What is the role of React’s shouldComponentUpdate?
In React, one of the primary goals is achieving optimal performance, and a significant aspect of this is minimizing unnecessary re-renders of components. This is where `shouldComponentUpdate` comes into play.
`shouldComponentUpdate` is a lifecycle method available in class components, and its primary role is to allow developers to optimize performance by controlling whether a component should re-render in response to a change in `props` or `state`. By default, React components re-render whenever there’s a change in either of these. However, in many cases, a re-render might not result in any actual changes to the rendered UI, leading to wasted computational effort.
Using the `shouldComponentUpdate` method, developers can add a conditional check to determine if a re-render is genuinely necessary. It receives two arguments: `nextProps` and `nextState`, which represent the incoming props and state. By comparing the current props and state with these next values, one can decide if a re-render should occur.
For instance, if a component purely relies on one prop and that prop hasn’t changed, there’s no need to re-render the component. In such cases, `shouldComponentUpdate` can return `false`, preventing the unnecessary re-render.
However, with the advent of `PureComponent` and hooks like `React.memo`, the explicit use of `shouldComponentUpdate` has become less common. These newer features automatically perform shallow comparisons behind the scenes, achieving a similar optimization.

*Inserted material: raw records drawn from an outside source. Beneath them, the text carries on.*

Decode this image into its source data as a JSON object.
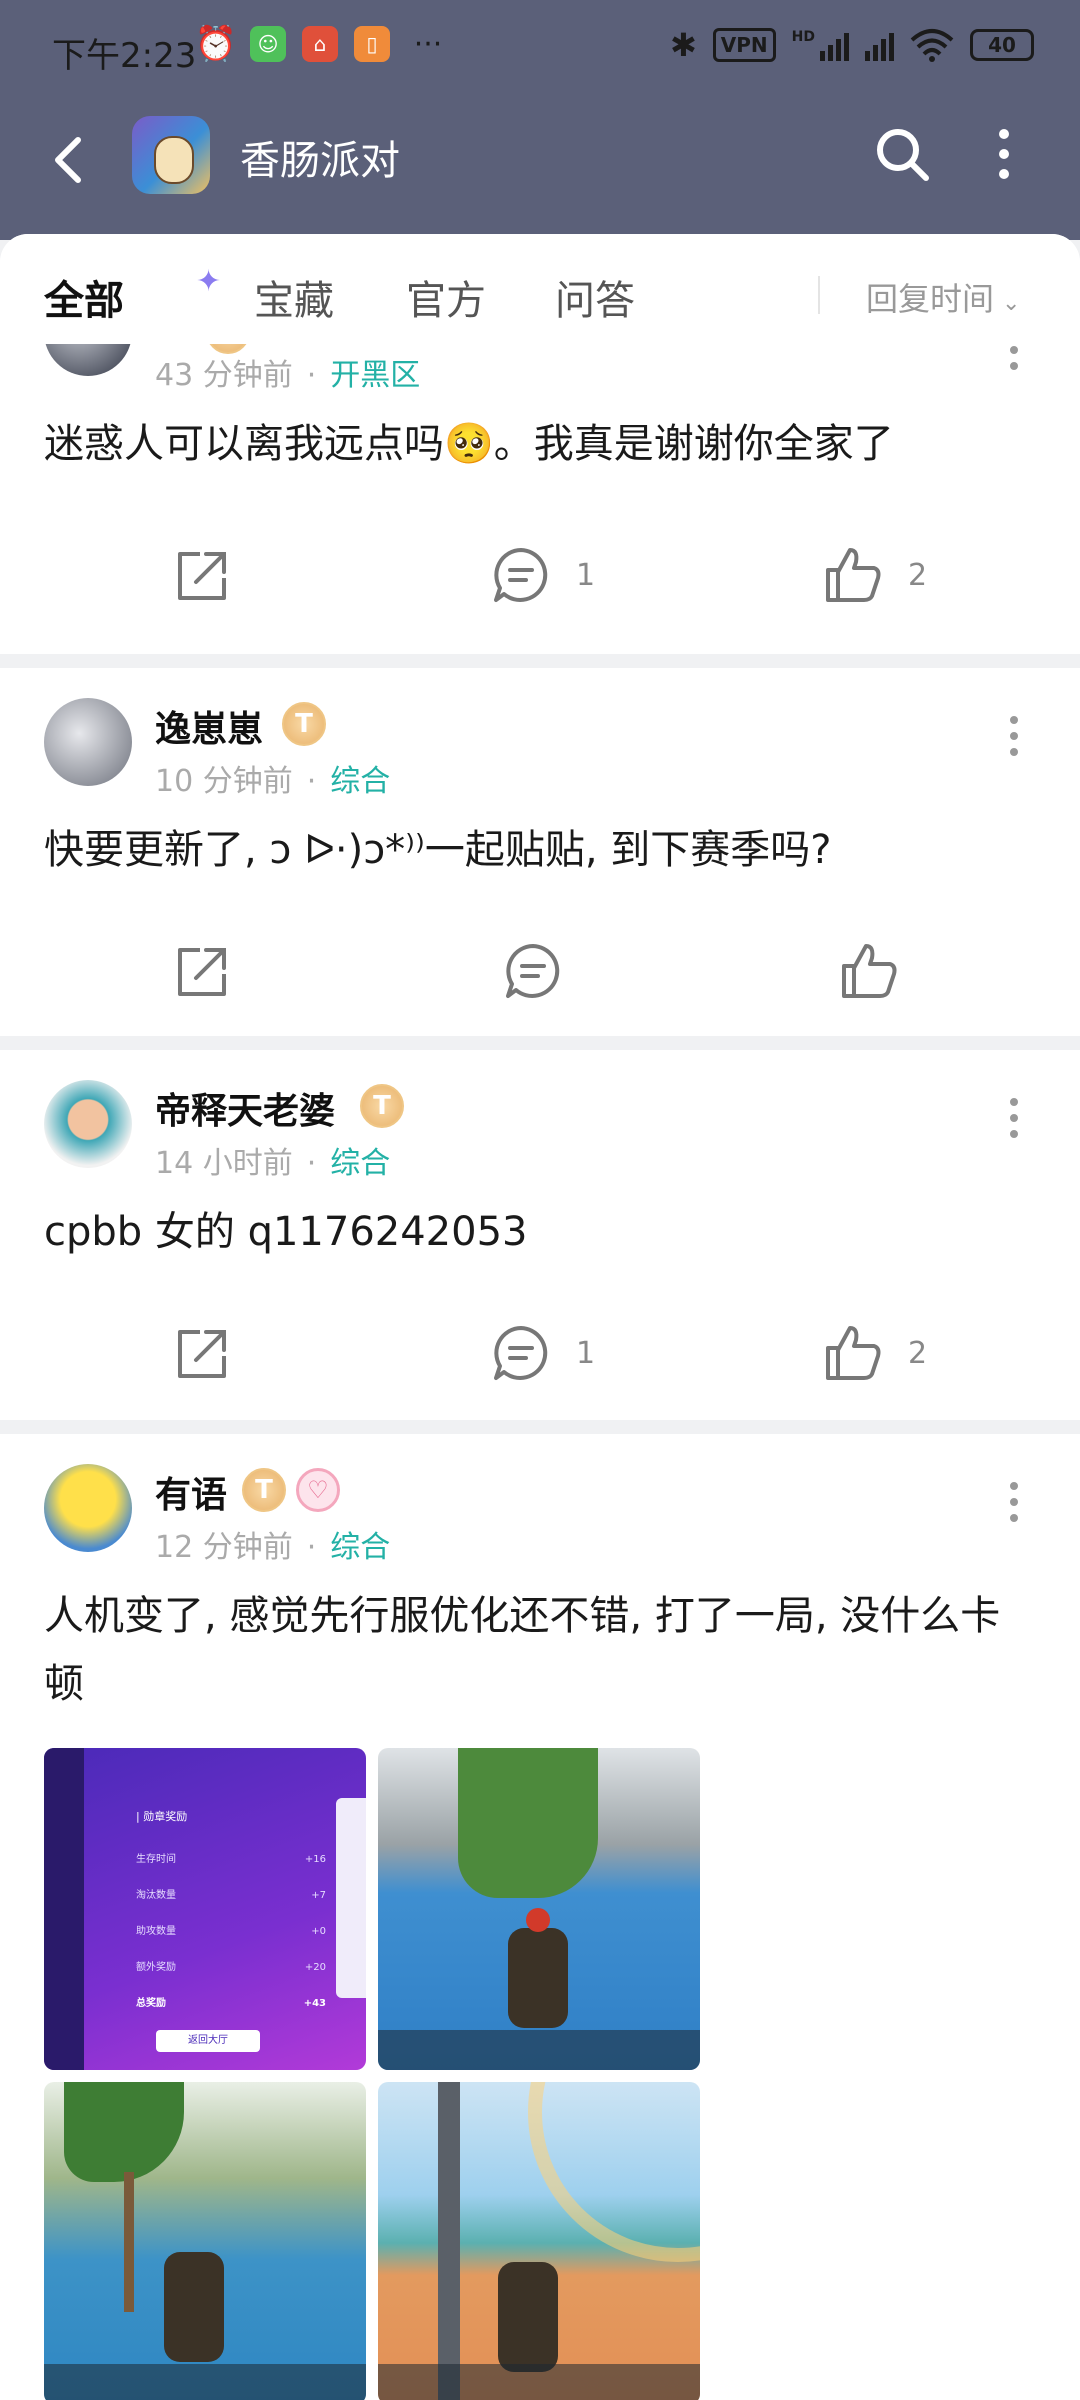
{
  "status_bar": {
    "time": "下午2:23",
    "network_label": "VPN",
    "signal_label": "HD",
    "battery": "40"
  },
  "header": {
    "title": "香肠派对"
  },
  "tabs": {
    "items": [
      "全部",
      "宝藏",
      "官方",
      "问答"
    ],
    "active_index": 0,
    "sort_label": "回复时间"
  },
  "posts": [
    {
      "username": "",
      "badge": "T",
      "time": "43 分钟前",
      "category": "开黑区",
      "content": "迷惑人可以离我远点吗🥺。我真是谢谢你全家了",
      "comment_count": "1",
      "like_count": "2"
    },
    {
      "username": "逸崽崽",
      "badge": "T",
      "time": "10 分钟前",
      "category": "综合",
      "content": "快要更新了, ↄ ᐅ·)ↄ*⁾⁾一起贴贴, 到下赛季吗?",
      "comment_count": "",
      "like_count": ""
    },
    {
      "username": "帝释天老婆",
      "badge": "T",
      "time": "14 小时前",
      "category": "综合",
      "content": "cpbb 女的 q1176242053",
      "comment_count": "1",
      "like_count": "2"
    },
    {
      "username": "有语",
      "badge": "T",
      "time": "12 分钟前",
      "category": "综合",
      "content": "人机变了, 感觉先行服优化还不错, 打了一局, 没什么卡顿",
      "comment_count": "",
      "like_count": ""
    }
  ],
  "reward_screen": {
    "title": "| 勋章奖励",
    "rows": [
      {
        "label": "生存时间",
        "value": "+16"
      },
      {
        "label": "淘汰数量",
        "value": "+7"
      },
      {
        "label": "助攻数量",
        "value": "+0"
      },
      {
        "label": "额外奖励",
        "value": "+20"
      }
    ],
    "total_label": "总奖励",
    "total_value": "+43",
    "button": "返回大厅"
  },
  "colors": {
    "header_bg": "#5b6079",
    "accent": "#23b1a6",
    "badge": "#e8b26a"
  }
}
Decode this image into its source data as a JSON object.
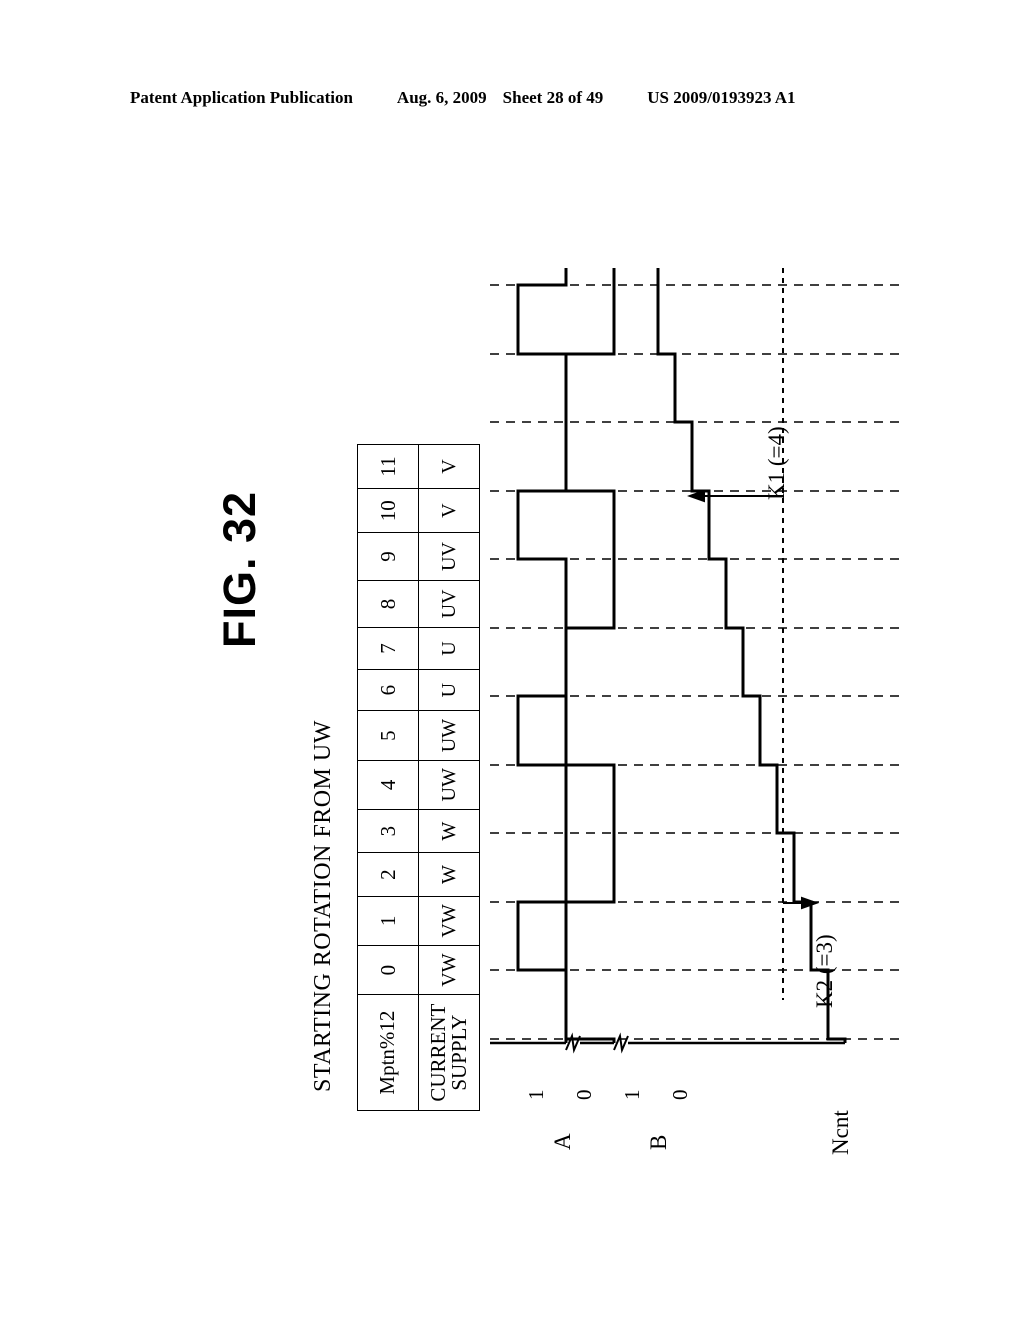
{
  "header": {
    "publication": "Patent Application Publication",
    "date": "Aug. 6, 2009",
    "sheet": "Sheet 28 of 49",
    "patent_number": "US 2009/0193923 A1"
  },
  "figure": {
    "title": "FIG. 32",
    "subtitle": "STARTING ROTATION FROM UW"
  },
  "table": {
    "row_headers": {
      "pattern": "Mptn%12",
      "supply_line1": "CURRENT",
      "supply_line2": "SUPPLY"
    },
    "pattern_values": [
      "0",
      "1",
      "2",
      "3",
      "4",
      "5",
      "6",
      "7",
      "8",
      "9",
      "10",
      "11"
    ],
    "current_supply": [
      "VW",
      "VW",
      "W",
      "W",
      "UW",
      "UW",
      "U",
      "U",
      "UV",
      "UV",
      "V",
      "V"
    ]
  },
  "signals": {
    "a": {
      "name": "A",
      "high_label": "1",
      "low_label": "0"
    },
    "b": {
      "name": "B",
      "high_label": "1",
      "low_label": "0"
    },
    "ncnt": {
      "name": "Ncnt"
    }
  },
  "annotations": {
    "k1": "K1 (=4)",
    "k2": "K2 (=3)"
  },
  "chart_data": {
    "type": "line",
    "title": "FIG. 32 STARTING ROTATION FROM UW",
    "xlabel": "Mptn%12",
    "ylabel": "",
    "x": [
      0,
      1,
      2,
      3,
      4,
      5,
      6,
      7,
      8,
      9,
      10,
      11
    ],
    "grid": true,
    "legend": "none",
    "series": [
      {
        "name": "A",
        "type": "digital",
        "values": [
          0,
          1,
          1,
          0,
          0,
          1,
          1,
          0,
          0,
          1,
          1,
          0
        ]
      },
      {
        "name": "B",
        "type": "digital",
        "values": [
          1,
          1,
          0,
          0,
          1,
          1,
          0,
          0,
          1,
          1,
          0,
          0
        ]
      },
      {
        "name": "Ncnt",
        "type": "staircase",
        "values": [
          0,
          1,
          2,
          3,
          4,
          5,
          6,
          7,
          8,
          9,
          10,
          11
        ]
      }
    ],
    "markers": [
      {
        "label": "K1 (=4)",
        "value": 4
      },
      {
        "label": "K2 (=3)",
        "value": 3
      }
    ]
  },
  "colors": {
    "ink": "#000000",
    "paper": "#ffffff"
  }
}
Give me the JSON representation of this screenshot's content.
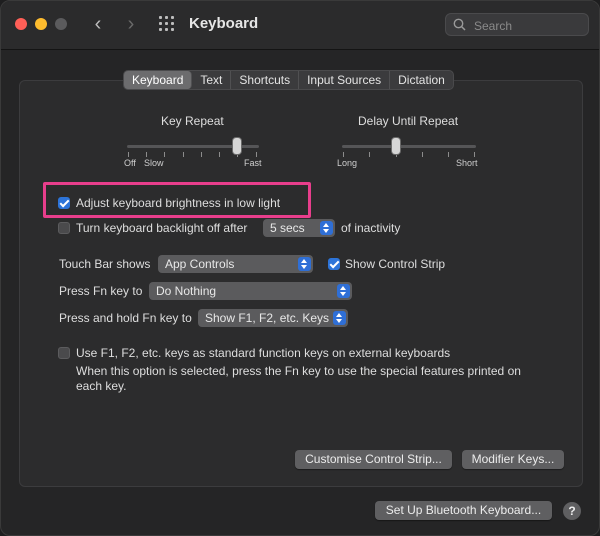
{
  "window": {
    "title": "Keyboard"
  },
  "search": {
    "placeholder": "Search"
  },
  "tabs": [
    {
      "label": "Keyboard",
      "active": true
    },
    {
      "label": "Text",
      "active": false
    },
    {
      "label": "Shortcuts",
      "active": false
    },
    {
      "label": "Input Sources",
      "active": false
    },
    {
      "label": "Dictation",
      "active": false
    }
  ],
  "key_repeat": {
    "label": "Key Repeat",
    "left_label_1": "Off",
    "left_label_2": "Slow",
    "right_label": "Fast"
  },
  "delay_until_repeat": {
    "label": "Delay Until Repeat",
    "left_label": "Long",
    "right_label": "Short"
  },
  "options": {
    "adjust_brightness": {
      "label": "Adjust keyboard brightness in low light",
      "checked": true
    },
    "backlight_off": {
      "label": "Turn keyboard backlight off after",
      "checked": false,
      "value": "5 secs",
      "suffix": "of inactivity"
    },
    "touch_bar_shows": {
      "label": "Touch Bar shows",
      "value": "App Controls"
    },
    "show_control_strip": {
      "label": "Show Control Strip",
      "checked": true
    },
    "press_fn": {
      "label": "Press Fn key to",
      "value": "Do Nothing"
    },
    "press_hold_fn": {
      "label": "Press and hold Fn key to",
      "value": "Show F1, F2, etc. Keys"
    },
    "use_f_keys": {
      "label": "Use F1, F2, etc. keys as standard function keys on external keyboards",
      "checked": false,
      "description_line1": "When this option is selected, press the Fn key to use the special features printed on",
      "description_line2": "each key."
    }
  },
  "buttons": {
    "customise_control_strip": "Customise Control Strip...",
    "modifier_keys": "Modifier Keys...",
    "setup_bluetooth": "Set Up Bluetooth Keyboard...",
    "help": "?"
  },
  "colors": {
    "accent": "#2d74d9",
    "highlight": "#e83e8c"
  }
}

Still, `shouldComponentUpdate` offers fine-grained control for those edge cases where specific performance tuning is required.
`shouldComponentUpdate` is a powerful tool in a React developer’s arsenal, allowing for the optimization of component renders, ensuring that the application remains performant and responsive to users.